Russell said she watched clients with mental health or chemical dependency issues cycle in and out of the criminal justice system and thought psilocybin products could help them.

“I had experience with mushrooms and thought they offered people a way to heal themselves,” Russell said. “What I find is [some therapists are] not really hearing the clients. We’ve seen so much of what doesn’t work. Let’s try something new.”

Attorney Pat Donahue⁠—who operates Spokane’s Donahue Law and Terrapin Legal⁠—has been working with Russell on the legal intricacies of I-1886. He said I-1886 has gained traction from the Oregon Psilocybin Services Act, which passed in November 2020. The act allows for the manufacture, delivery, and administration of psilocybin at licensed facilities. But there are some key differences between the act and I-1886.

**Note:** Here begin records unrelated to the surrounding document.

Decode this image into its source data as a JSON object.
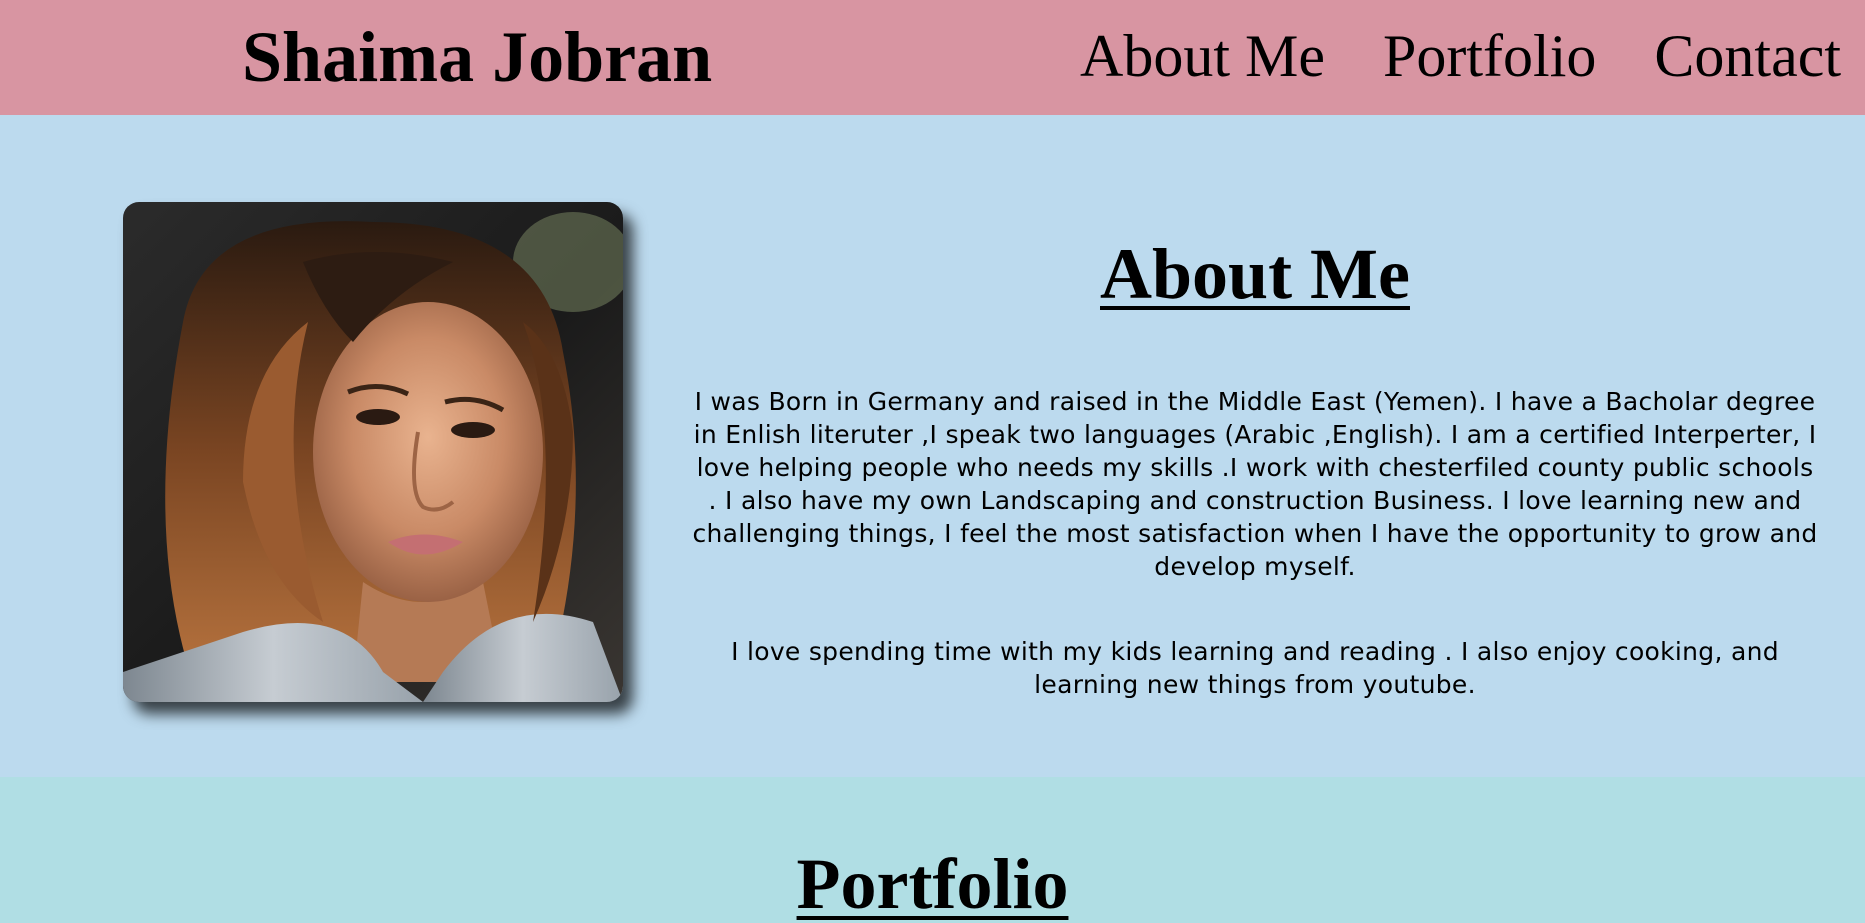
{
  "header": {
    "site_title": "Shaima Jobran",
    "nav": [
      {
        "label": "About Me"
      },
      {
        "label": "Portfolio"
      },
      {
        "label": "Contact"
      }
    ]
  },
  "about": {
    "photo_alt": "Portrait photo of Shaima Jobran",
    "heading": "About Me",
    "paragraph_1": "I was Born in Germany and raised in the Middle East (Yemen). I have a Bacholar degree in Enlish literuter ,I speak two languages (Arabic ,English). I am a certified Interperter, I love helping people who needs my skills .I work with chesterfiled county public schools . I also have my own Landscaping and construction Business. I love learning new and challenging things, I feel the most satisfaction when I have the opportunity to grow and develop myself.",
    "paragraph_2": "I love spending time with my kids learning and reading . I also enjoy cooking, and learning new things from youtube."
  },
  "portfolio": {
    "heading": "Portfolio"
  },
  "colors": {
    "header_bg": "#d895a2",
    "about_bg": "#bcdaee",
    "portfolio_bg": "#b0dee4"
  }
}
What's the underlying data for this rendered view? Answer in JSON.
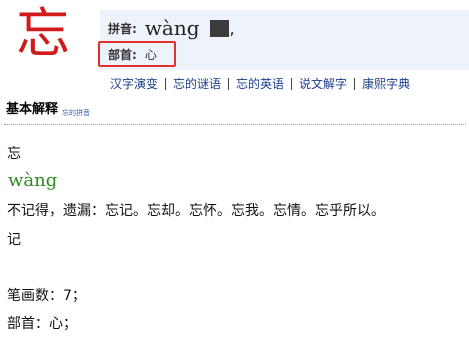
{
  "header": {
    "character": "忘"
  },
  "info": {
    "pinyin_label": "拼音:",
    "pinyin_value": "wàng",
    "pinyin_sep": ",",
    "radical_label": "部首:",
    "radical_value": "心"
  },
  "links": [
    "汉字演变",
    "忘的谜语",
    "忘的英语",
    "说文解字",
    "康熙字典"
  ],
  "section": {
    "title": "基本解释",
    "watermark": "忘的拼音"
  },
  "content": {
    "char": "忘",
    "pinyin": "wàng",
    "definition": "不记得，遗漏：忘记。忘却。忘怀。忘我。忘情。忘乎所以。",
    "continuation": "记",
    "stroke_count": "笔画数：7；",
    "radical": "部首：心；"
  },
  "colors": {
    "character": "#d11b1b",
    "highlight_border": "#e03030",
    "pinyin_green": "#2e8b1f",
    "link_blue": "#1a3f8f",
    "panel_bg": "#eef2fa"
  }
}
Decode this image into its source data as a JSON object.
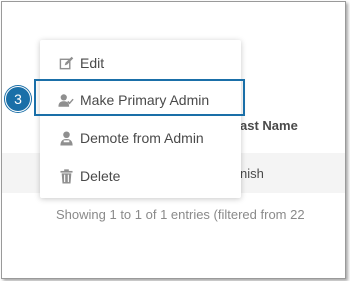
{
  "table": {
    "column_header": "ast Name",
    "row_cell": "nish",
    "info": "Showing 1 to 1 of 1 entries (filtered from 22"
  },
  "menu": {
    "items": [
      {
        "label": "Edit",
        "icon": "edit-icon"
      },
      {
        "label": "Make Primary Admin",
        "icon": "user-check-icon"
      },
      {
        "label": "Demote from Admin",
        "icon": "user-demote-icon"
      },
      {
        "label": "Delete",
        "icon": "trash-icon"
      }
    ]
  },
  "callout": {
    "step_number": "3"
  },
  "colors": {
    "accent": "#1a6fa8",
    "text": "#4a4a4a",
    "icon": "#8f8f8f"
  }
}
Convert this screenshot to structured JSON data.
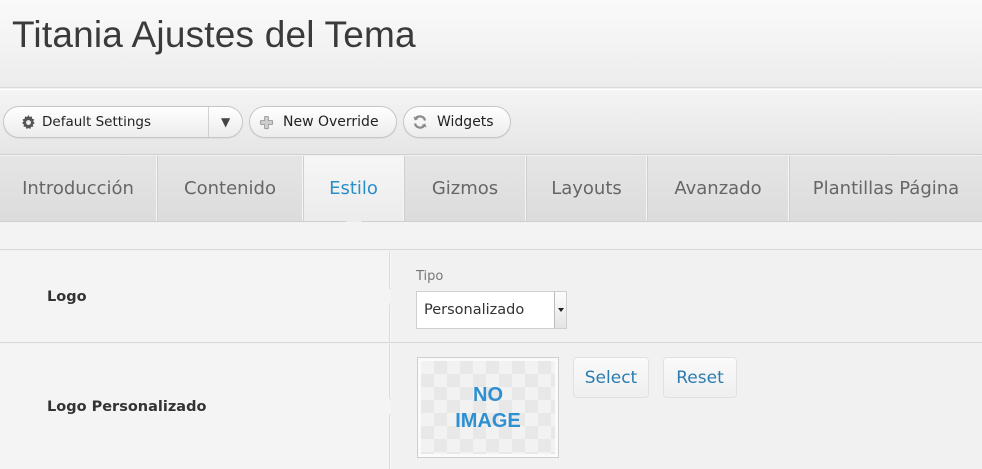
{
  "header": {
    "title": "Titania Ajustes del Tema"
  },
  "toolbar": {
    "settings_dropdown": {
      "label": "Default Settings",
      "icon": "gear-icon",
      "arrow": "▼"
    },
    "new_override": {
      "label": "New Override",
      "icon": "plus-icon"
    },
    "widgets": {
      "label": "Widgets",
      "icon": "refresh-icon"
    }
  },
  "tabs": [
    {
      "label": "Introducción"
    },
    {
      "label": "Contenido"
    },
    {
      "label": "Estilo",
      "active": true
    },
    {
      "label": "Gizmos"
    },
    {
      "label": "Layouts"
    },
    {
      "label": "Avanzado"
    },
    {
      "label": "Plantillas Página"
    }
  ],
  "rows": {
    "logo": {
      "label": "Logo",
      "field_label": "Tipo",
      "selected": "Personalizado"
    },
    "custom_logo": {
      "label": "Logo Personalizado",
      "placeholder_line1": "NO",
      "placeholder_line2": "IMAGE",
      "select_label": "Select",
      "reset_label": "Reset"
    }
  },
  "colors": {
    "accent": "#2a8fc9",
    "link": "#2a7cb0",
    "placeholder_text": "#2e8fd1"
  }
}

The biggest differences are that Oregon’s law doesn’t allow for microdosing, and all psilocybin usage has to be done at service centers, Donahue said. The Oregon Health Authority will begin accepting applications for facilitators working at service centers where Oregonians will use psilocybin on Jan. 2, 2023.

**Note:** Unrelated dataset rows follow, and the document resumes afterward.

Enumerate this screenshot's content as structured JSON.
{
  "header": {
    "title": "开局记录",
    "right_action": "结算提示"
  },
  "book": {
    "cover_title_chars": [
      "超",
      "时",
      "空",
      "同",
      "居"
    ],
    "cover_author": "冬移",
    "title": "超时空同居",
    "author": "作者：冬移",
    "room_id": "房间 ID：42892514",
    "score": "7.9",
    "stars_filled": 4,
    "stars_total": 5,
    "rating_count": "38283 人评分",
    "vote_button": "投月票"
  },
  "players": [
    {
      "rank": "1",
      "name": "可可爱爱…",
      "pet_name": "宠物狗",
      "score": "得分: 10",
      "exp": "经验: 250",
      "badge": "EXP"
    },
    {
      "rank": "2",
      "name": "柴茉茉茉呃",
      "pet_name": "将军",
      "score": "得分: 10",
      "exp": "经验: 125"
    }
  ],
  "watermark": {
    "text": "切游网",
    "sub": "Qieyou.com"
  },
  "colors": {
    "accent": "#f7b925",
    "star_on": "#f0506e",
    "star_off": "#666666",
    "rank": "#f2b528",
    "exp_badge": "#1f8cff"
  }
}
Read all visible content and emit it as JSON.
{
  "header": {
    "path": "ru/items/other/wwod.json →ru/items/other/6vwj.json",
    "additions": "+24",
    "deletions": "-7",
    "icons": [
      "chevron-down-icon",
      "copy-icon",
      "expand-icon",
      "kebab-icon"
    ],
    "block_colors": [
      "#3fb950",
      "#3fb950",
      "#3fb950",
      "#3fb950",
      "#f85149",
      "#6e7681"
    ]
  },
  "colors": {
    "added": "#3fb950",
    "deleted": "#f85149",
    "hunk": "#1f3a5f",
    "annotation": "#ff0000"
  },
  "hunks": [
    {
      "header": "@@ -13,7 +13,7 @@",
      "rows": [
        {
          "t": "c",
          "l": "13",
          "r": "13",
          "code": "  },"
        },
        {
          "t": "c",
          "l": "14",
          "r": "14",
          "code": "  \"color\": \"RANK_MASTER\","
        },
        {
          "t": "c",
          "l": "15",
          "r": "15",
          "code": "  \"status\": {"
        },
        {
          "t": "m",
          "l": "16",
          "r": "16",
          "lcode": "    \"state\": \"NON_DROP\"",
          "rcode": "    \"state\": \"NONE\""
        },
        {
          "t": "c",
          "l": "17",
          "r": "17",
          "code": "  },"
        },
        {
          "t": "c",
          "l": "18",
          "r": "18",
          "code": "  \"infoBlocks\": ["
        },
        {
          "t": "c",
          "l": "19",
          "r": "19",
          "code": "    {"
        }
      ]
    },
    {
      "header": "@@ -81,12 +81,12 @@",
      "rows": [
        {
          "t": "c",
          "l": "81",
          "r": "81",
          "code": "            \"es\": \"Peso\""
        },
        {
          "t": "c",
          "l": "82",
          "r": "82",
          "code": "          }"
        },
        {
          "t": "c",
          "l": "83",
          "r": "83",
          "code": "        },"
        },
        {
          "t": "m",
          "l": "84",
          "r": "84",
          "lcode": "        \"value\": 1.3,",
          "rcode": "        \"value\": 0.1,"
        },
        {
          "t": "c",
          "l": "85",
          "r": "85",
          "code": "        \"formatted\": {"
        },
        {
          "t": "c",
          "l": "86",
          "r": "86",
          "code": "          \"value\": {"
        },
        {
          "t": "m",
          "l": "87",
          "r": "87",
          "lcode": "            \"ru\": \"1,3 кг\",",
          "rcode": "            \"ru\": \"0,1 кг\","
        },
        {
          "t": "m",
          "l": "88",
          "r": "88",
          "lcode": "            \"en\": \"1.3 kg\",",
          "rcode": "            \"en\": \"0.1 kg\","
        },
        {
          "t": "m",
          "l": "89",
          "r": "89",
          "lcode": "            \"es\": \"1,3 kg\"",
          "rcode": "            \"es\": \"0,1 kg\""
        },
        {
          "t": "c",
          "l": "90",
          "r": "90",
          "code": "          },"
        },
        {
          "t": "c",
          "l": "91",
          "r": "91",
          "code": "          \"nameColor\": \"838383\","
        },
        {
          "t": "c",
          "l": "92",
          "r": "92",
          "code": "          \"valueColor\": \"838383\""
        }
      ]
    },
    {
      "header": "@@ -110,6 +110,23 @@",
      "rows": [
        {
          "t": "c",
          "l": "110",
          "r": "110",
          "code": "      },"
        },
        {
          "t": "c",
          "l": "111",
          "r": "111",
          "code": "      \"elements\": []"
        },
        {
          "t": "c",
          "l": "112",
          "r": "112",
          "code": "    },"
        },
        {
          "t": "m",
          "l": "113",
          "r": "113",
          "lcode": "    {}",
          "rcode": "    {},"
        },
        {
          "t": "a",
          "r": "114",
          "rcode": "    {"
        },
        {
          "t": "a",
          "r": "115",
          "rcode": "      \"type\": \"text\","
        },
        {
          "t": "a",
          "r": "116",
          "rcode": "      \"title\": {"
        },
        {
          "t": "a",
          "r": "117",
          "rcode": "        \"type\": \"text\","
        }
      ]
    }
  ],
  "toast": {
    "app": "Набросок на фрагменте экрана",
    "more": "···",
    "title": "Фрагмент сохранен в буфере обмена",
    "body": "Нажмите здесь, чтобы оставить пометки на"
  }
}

“Under the Oregon law the only [facilitator] requirement is that you pass their training and have a GED or graduated from high school,” Donahue said. “That remains true under 1886. There are no further academic requirements, but in 1886 there are two types of facilitators.”

Under I-1886, a community facilitator would conduct a preparation session, then schedule a follow-up session if the client is deemed to be eligible for psilocybin use and knows what to expect from the experience. The facilitator would examine factors like the client’s other drug intake, whether there is a history of personality disorders, and a recommended dosage amount.

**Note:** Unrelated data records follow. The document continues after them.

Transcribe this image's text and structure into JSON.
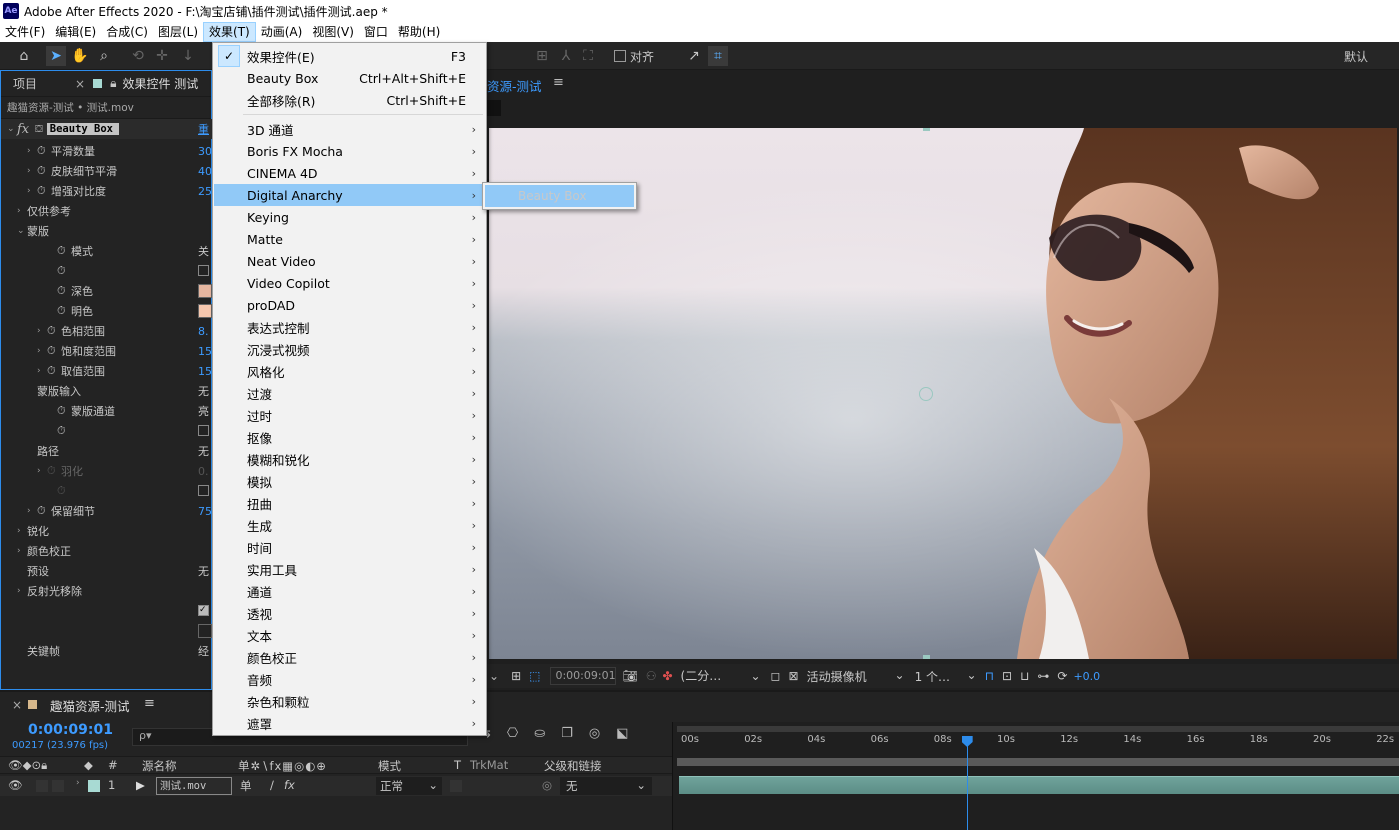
{
  "window": {
    "title": "Adobe After Effects 2020 - F:\\淘宝店铺\\插件测试\\插件测试.aep *",
    "logo": "Ae"
  },
  "menubar": [
    "文件(F)",
    "编辑(E)",
    "合成(C)",
    "图层(L)",
    "效果(T)",
    "动画(A)",
    "视图(V)",
    "窗口",
    "帮助(H)"
  ],
  "toolbar": {
    "align_label": "对齐",
    "workspace": "默认"
  },
  "left_panel": {
    "tab_project": "项目",
    "tab_effects": "效果控件 测试",
    "breadcrumb": "趣猫资源-测试 • 测试.mov",
    "fx_label": "fx",
    "effect_name": "Beauty Box",
    "effect_reset": "重",
    "rows": [
      {
        "label": "平滑数量",
        "value": "30"
      },
      {
        "label": "皮肤细节平滑",
        "value": "40"
      },
      {
        "label": "增强对比度",
        "value": "25"
      },
      {
        "label": "仅供参考",
        "value": ""
      },
      {
        "label": "蒙版",
        "value": ""
      },
      {
        "label": "模式",
        "value": "关"
      },
      {
        "label": "",
        "value": ""
      },
      {
        "label": "深色",
        "value": ""
      },
      {
        "label": "明色",
        "value": ""
      },
      {
        "label": "色相范围",
        "value": "8."
      },
      {
        "label": "饱和度范围",
        "value": "15"
      },
      {
        "label": "取值范围",
        "value": "15"
      },
      {
        "label": "蒙版输入",
        "value": "无"
      },
      {
        "label": "蒙版通道",
        "value": "亮"
      },
      {
        "label": "",
        "value": ""
      },
      {
        "label": "路径",
        "value": "无"
      },
      {
        "label": "羽化",
        "value": "0."
      },
      {
        "label": "",
        "value": ""
      },
      {
        "label": "保留细节",
        "value": "75"
      },
      {
        "label": "锐化",
        "value": ""
      },
      {
        "label": "颜色校正",
        "value": ""
      },
      {
        "label": "预设",
        "value": "无"
      },
      {
        "label": "反射光移除",
        "value": ""
      },
      {
        "label": "",
        "value": ""
      },
      {
        "label": "",
        "value": ""
      },
      {
        "label": "关键帧",
        "value": "经"
      }
    ]
  },
  "viewer": {
    "comp_tab": "资源-测试",
    "timecode": "0:00:09:01",
    "resolution": "(二分…",
    "camera": "活动摄像机",
    "views": "1 个…",
    "exposure": "+0.0"
  },
  "effect_menu": {
    "items": [
      {
        "label": "效果控件(E)",
        "shortcut": "F3",
        "checked": true
      },
      {
        "label": "Beauty Box",
        "shortcut": "Ctrl+Alt+Shift+E"
      },
      {
        "label": "全部移除(R)",
        "shortcut": "Ctrl+Shift+E"
      }
    ],
    "categories": [
      "3D 通道",
      "Boris FX Mocha",
      "CINEMA 4D",
      "Digital Anarchy",
      "Keying",
      "Matte",
      "Neat Video",
      "Video Copilot",
      "proDAD",
      "表达式控制",
      "沉浸式视频",
      "风格化",
      "过渡",
      "过时",
      "抠像",
      "模糊和锐化",
      "模拟",
      "扭曲",
      "生成",
      "时间",
      "实用工具",
      "通道",
      "透视",
      "文本",
      "颜色校正",
      "音频",
      "杂色和颗粒",
      "遮罩"
    ],
    "highlighted": "Digital Anarchy",
    "submenu": [
      "Beauty Box"
    ]
  },
  "timeline": {
    "comp_name": "趣猫资源-测试",
    "timecode": "0:00:09:01",
    "frames": "00217 (23.976 fps)",
    "search_placeholder": "ρ▾",
    "col_number": "#",
    "col_source": "源名称",
    "col_mode": "模式",
    "col_t": "T",
    "col_trkmat": "TrkMat",
    "col_parent": "父级和链接",
    "layer": {
      "index": "1",
      "name": "测试.mov",
      "mode": "正常",
      "parent": "无"
    },
    "ruler": [
      "00s",
      "02s",
      "04s",
      "06s",
      "08s",
      "10s",
      "12s",
      "14s",
      "16s",
      "18s",
      "20s",
      "22s"
    ],
    "playhead_seconds": 9.04
  }
}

The facilitator could then facilitate a dose for the client at a service center. The client would be supervised by a facilitator during their psilocybin experience at the service center.

“If the service center approves the client, it has to offer a follow-up session,” Donahue said. “The client doesn’t have to go. But the follow-up session can help folks integrate life experiences.”

The facilitator could schedule a microdose for a client during their first session. A microdose would likely consist of a tenth to a quarter of a gram, Donahue said. 

“It’s a dose of which there’s not a traditional biological effect of hallucinating,” he said. “There would be no distortions of space and time. But it seems like there are still benefits to microdosing. People say it helps them with their anxiety, substance abuse, or depression.”

But I-1886 also includes an option for a medical facilitator, which is someone authorized by the state to prescribe controlled medications after appropriate training, Donahue said. 

After a preparation session, a medical facilitator could give a client a microdose that would not have to be consumed at the service center. 

“Once the client is given a single microdose, there’s a required follow-up session,” Donahue said. “The point of that follow-up session is to make sure the client is using it appropriately and the dose is correct.”

If the microdose is consumed at the service center, the follow-up session can be conducted after the effects of the drug have worn off (about four or five hours), Donahue said. After the follow-up session, additional doses can be facilitated.

Russell and her husband, Shawn Tate, are working to collect the 400,000 signatures needed to put the initiative on the general election ballot. Russell believes fundraising events will help them get the attention needed for that, and has planned a couple to be held this month. 

A Love Yourself Well event will be held on May 29th from 1-6:30 p.m. at OmCulture Wallingford, at 2210 N. Pacific St. in Seattle. It will feature presentations from mental health practitioners, veterans support groups, and psilocybin therapists. A psilocybin legalization awareness event will be held on May 20th at the Lo-Fi Seattle nightclub, at 429 Eastlake Ave. E. The club will open at 9 p.m.

“A lot of it comes down to human engagement and community, and not just having politicians decide things,” Russell said. “There has been so much miseducation that has gone along with this issue. My husband and I are doing this work because we really believe these medications show promise for people that seem unhelpable.”